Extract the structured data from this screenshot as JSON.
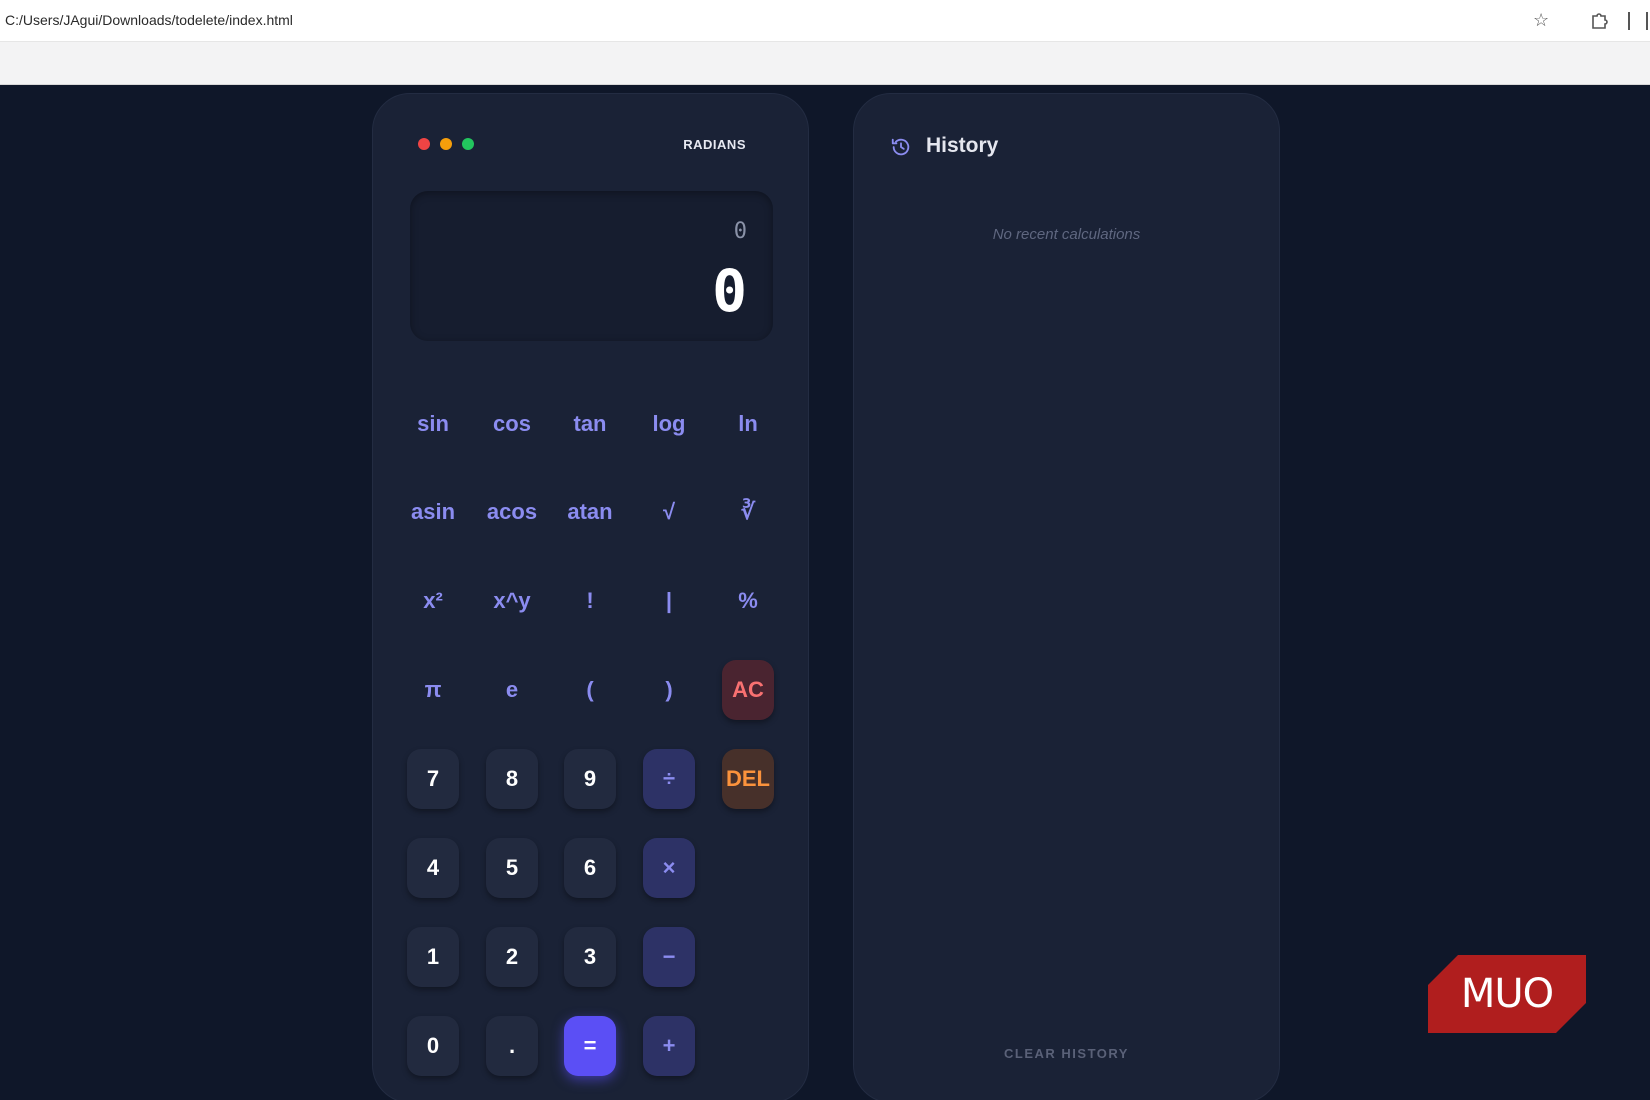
{
  "browser": {
    "url": "C:/Users/JAgui/Downloads/todelete/index.html"
  },
  "calculator": {
    "mode": "RADIANS",
    "display": {
      "expression": "0",
      "result": "0"
    },
    "keys": [
      {
        "label": "sin",
        "kind": "fn",
        "row": 0,
        "col": 0,
        "name": "sin-button"
      },
      {
        "label": "cos",
        "kind": "fn",
        "row": 0,
        "col": 1,
        "name": "cos-button"
      },
      {
        "label": "tan",
        "kind": "fn",
        "row": 0,
        "col": 2,
        "name": "tan-button"
      },
      {
        "label": "log",
        "kind": "fn",
        "row": 0,
        "col": 3,
        "name": "log-button"
      },
      {
        "label": "ln",
        "kind": "fn",
        "row": 0,
        "col": 4,
        "name": "ln-button"
      },
      {
        "label": "asin",
        "kind": "fn",
        "row": 1,
        "col": 0,
        "name": "asin-button"
      },
      {
        "label": "acos",
        "kind": "fn",
        "row": 1,
        "col": 1,
        "name": "acos-button"
      },
      {
        "label": "atan",
        "kind": "fn",
        "row": 1,
        "col": 2,
        "name": "atan-button"
      },
      {
        "label": "√",
        "kind": "fn",
        "row": 1,
        "col": 3,
        "name": "sqrt-button"
      },
      {
        "label": "∛",
        "kind": "fn",
        "row": 1,
        "col": 4,
        "name": "cbrt-button"
      },
      {
        "label": "x²",
        "kind": "fn",
        "row": 2,
        "col": 0,
        "name": "square-button"
      },
      {
        "label": "x^y",
        "kind": "fn",
        "row": 2,
        "col": 1,
        "name": "power-button"
      },
      {
        "label": "!",
        "kind": "fn",
        "row": 2,
        "col": 2,
        "name": "factorial-button"
      },
      {
        "label": "|",
        "kind": "fn",
        "row": 2,
        "col": 3,
        "name": "abs-button"
      },
      {
        "label": "%",
        "kind": "fn",
        "row": 2,
        "col": 4,
        "name": "percent-button"
      },
      {
        "label": "π",
        "kind": "fn",
        "row": 3,
        "col": 0,
        "name": "pi-button"
      },
      {
        "label": "e",
        "kind": "fn",
        "row": 3,
        "col": 1,
        "name": "euler-button"
      },
      {
        "label": "(",
        "kind": "fn",
        "row": 3,
        "col": 2,
        "name": "open-paren-button"
      },
      {
        "label": ")",
        "kind": "fn",
        "row": 3,
        "col": 3,
        "name": "close-paren-button"
      },
      {
        "label": "AC",
        "kind": "ac",
        "row": 3,
        "col": 4,
        "name": "all-clear-button"
      },
      {
        "label": "7",
        "kind": "num",
        "row": 4,
        "col": 0,
        "name": "digit-7-button"
      },
      {
        "label": "8",
        "kind": "num",
        "row": 4,
        "col": 1,
        "name": "digit-8-button"
      },
      {
        "label": "9",
        "kind": "num",
        "row": 4,
        "col": 2,
        "name": "digit-9-button"
      },
      {
        "label": "÷",
        "kind": "op",
        "row": 4,
        "col": 3,
        "name": "divide-button"
      },
      {
        "label": "DEL",
        "kind": "del",
        "row": 4,
        "col": 4,
        "name": "delete-button"
      },
      {
        "label": "4",
        "kind": "num",
        "row": 5,
        "col": 0,
        "name": "digit-4-button"
      },
      {
        "label": "5",
        "kind": "num",
        "row": 5,
        "col": 1,
        "name": "digit-5-button"
      },
      {
        "label": "6",
        "kind": "num",
        "row": 5,
        "col": 2,
        "name": "digit-6-button"
      },
      {
        "label": "×",
        "kind": "op",
        "row": 5,
        "col": 3,
        "name": "multiply-button"
      },
      {
        "label": "1",
        "kind": "num",
        "row": 6,
        "col": 0,
        "name": "digit-1-button"
      },
      {
        "label": "2",
        "kind": "num",
        "row": 6,
        "col": 1,
        "name": "digit-2-button"
      },
      {
        "label": "3",
        "kind": "num",
        "row": 6,
        "col": 2,
        "name": "digit-3-button"
      },
      {
        "label": "−",
        "kind": "op",
        "row": 6,
        "col": 3,
        "name": "subtract-button"
      },
      {
        "label": "0",
        "kind": "num",
        "row": 7,
        "col": 0,
        "name": "digit-0-button"
      },
      {
        "label": ".",
        "kind": "num",
        "row": 7,
        "col": 1,
        "name": "decimal-button"
      },
      {
        "label": "=",
        "kind": "eq",
        "row": 7,
        "col": 2,
        "name": "equals-button"
      },
      {
        "label": "+",
        "kind": "op",
        "row": 7,
        "col": 3,
        "name": "add-button"
      }
    ]
  },
  "history": {
    "title": "History",
    "icon": "history-icon",
    "empty_text": "No recent calculations",
    "clear_label": "CLEAR HISTORY"
  },
  "watermark": {
    "text": "MUO"
  },
  "colors": {
    "accent": "#5b4ff5",
    "function_text": "#8b8cf0",
    "clear_text": "#f87171",
    "delete_text": "#fb923c"
  }
}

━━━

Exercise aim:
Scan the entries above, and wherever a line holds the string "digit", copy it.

Exercise answer:
        "name": "digit-7-button"
        "name": "digit-8-button"
        "name": "digit-9-button"
        "name": "digit-4-button"
        "name": "digit-5-button"
        "name": "digit-6-button"
        "name": "digit-1-button"
        "name": "digit-2-button"
        "name": "digit-3-button"
        "name": "digit-0-button"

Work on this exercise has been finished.